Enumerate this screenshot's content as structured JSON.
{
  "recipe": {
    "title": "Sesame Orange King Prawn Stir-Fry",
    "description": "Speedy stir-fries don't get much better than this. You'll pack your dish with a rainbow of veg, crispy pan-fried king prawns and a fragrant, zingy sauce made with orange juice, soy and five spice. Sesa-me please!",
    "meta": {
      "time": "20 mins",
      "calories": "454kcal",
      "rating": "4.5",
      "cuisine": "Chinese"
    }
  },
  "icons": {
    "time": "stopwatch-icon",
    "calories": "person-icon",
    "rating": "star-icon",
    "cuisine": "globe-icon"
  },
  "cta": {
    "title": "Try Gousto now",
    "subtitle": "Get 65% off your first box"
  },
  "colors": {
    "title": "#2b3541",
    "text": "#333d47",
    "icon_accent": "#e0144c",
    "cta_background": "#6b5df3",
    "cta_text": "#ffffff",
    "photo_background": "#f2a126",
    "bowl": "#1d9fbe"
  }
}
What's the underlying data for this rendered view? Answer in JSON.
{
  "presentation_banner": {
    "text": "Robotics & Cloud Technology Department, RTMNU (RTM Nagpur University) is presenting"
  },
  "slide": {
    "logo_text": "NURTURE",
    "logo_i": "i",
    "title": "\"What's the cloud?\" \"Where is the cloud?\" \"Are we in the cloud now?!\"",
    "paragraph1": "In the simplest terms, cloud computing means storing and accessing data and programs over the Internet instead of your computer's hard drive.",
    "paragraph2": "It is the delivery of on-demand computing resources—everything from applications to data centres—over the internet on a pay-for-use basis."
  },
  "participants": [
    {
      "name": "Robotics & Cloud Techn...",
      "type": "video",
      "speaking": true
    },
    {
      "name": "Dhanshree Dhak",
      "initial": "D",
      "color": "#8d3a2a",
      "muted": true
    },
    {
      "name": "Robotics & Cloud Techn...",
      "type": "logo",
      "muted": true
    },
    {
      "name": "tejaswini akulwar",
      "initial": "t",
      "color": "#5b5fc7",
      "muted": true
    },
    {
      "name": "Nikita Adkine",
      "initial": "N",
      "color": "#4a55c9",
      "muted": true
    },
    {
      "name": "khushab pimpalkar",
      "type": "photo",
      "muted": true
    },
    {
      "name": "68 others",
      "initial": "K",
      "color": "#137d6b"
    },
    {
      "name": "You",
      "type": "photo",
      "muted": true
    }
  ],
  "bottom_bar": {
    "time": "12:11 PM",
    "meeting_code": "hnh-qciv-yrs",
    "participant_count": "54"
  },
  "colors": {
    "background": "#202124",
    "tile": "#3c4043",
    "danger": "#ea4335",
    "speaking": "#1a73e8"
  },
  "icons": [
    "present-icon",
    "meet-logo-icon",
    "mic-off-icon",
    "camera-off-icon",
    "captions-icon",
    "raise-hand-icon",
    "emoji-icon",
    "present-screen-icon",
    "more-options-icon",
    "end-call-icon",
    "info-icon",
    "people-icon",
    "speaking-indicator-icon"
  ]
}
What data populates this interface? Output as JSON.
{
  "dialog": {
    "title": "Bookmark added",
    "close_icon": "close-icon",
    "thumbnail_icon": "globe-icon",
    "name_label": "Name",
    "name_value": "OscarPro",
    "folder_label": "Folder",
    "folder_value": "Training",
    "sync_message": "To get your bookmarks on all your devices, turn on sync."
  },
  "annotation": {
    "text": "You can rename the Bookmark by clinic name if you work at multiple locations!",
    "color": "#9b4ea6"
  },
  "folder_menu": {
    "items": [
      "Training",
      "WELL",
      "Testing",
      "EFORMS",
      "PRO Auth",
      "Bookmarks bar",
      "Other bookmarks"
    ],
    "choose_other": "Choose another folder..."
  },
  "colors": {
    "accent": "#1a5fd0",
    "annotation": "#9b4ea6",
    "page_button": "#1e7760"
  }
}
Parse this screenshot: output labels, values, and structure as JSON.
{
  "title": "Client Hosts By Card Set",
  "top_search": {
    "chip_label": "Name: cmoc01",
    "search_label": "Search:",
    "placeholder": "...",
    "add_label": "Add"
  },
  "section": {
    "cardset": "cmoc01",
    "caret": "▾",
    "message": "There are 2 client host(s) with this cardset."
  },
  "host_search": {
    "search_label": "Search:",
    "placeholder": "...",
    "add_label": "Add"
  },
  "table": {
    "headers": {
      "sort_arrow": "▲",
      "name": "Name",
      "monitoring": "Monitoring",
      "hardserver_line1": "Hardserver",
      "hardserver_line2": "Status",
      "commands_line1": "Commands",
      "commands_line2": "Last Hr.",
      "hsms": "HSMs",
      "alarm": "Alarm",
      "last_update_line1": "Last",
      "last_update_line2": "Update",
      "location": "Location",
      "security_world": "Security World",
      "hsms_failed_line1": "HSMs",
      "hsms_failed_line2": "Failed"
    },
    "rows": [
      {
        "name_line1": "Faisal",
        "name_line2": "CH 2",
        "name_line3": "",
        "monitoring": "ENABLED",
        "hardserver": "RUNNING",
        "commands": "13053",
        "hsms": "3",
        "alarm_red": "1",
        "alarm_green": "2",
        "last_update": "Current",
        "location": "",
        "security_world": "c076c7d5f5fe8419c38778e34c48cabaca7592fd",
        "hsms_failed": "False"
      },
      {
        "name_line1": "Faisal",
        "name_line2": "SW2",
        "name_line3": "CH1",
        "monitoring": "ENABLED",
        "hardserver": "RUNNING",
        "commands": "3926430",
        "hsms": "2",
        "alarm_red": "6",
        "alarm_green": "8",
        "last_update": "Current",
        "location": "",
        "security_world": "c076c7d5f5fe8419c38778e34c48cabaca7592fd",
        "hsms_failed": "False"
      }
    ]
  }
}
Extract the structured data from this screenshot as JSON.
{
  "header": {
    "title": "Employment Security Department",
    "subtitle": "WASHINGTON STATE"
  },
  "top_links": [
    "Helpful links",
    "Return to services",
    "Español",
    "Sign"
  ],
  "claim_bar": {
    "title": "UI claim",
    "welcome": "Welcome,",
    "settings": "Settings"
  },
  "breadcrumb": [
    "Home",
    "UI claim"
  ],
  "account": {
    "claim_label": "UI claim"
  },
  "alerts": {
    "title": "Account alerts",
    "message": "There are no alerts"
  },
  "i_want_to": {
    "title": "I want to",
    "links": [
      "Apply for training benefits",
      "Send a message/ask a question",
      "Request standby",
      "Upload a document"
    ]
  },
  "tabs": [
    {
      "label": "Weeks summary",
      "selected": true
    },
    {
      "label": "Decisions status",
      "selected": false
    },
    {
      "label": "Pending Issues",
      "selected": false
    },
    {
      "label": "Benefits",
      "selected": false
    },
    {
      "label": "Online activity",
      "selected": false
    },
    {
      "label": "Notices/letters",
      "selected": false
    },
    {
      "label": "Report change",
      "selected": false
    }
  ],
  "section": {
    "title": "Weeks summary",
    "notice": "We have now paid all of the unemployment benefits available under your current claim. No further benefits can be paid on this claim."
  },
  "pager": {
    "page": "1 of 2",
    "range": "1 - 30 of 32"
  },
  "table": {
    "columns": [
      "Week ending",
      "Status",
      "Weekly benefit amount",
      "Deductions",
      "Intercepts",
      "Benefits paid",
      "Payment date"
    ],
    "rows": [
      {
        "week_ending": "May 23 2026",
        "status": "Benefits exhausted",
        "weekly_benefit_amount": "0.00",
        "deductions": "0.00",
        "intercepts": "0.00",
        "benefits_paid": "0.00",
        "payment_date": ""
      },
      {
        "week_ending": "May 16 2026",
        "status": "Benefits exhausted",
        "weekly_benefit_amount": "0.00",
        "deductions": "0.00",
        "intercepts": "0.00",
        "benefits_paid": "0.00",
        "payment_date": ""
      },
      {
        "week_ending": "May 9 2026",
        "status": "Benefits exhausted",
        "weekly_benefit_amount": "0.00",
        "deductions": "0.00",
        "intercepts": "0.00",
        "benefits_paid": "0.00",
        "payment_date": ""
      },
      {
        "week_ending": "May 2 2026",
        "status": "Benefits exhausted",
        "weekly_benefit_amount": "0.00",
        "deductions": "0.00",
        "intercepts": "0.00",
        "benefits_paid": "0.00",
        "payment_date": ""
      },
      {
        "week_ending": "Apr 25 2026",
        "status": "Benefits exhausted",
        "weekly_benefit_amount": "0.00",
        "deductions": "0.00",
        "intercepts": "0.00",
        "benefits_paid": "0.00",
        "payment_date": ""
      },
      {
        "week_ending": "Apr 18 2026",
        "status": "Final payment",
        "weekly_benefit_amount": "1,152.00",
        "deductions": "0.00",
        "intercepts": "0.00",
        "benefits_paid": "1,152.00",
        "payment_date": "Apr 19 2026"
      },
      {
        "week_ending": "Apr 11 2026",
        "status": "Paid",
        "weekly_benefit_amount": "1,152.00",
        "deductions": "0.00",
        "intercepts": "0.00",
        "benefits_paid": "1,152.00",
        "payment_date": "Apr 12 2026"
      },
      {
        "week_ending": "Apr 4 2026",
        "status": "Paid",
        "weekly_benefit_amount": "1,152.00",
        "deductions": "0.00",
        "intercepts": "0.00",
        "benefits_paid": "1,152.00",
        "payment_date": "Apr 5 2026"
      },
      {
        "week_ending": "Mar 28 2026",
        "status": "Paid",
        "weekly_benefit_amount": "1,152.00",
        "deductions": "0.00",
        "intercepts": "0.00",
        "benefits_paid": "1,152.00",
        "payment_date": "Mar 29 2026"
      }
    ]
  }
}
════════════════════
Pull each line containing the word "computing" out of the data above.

[Task result]
    "paragraph1": "In the simplest terms, cloud computing means storing and accessing data and programs over the Internet instead of your computer's hard drive.",
    "paragraph2": "It is the delivery of on-demand computing resources—everything from applications to data centres—over the internet on a pay-for-use basis."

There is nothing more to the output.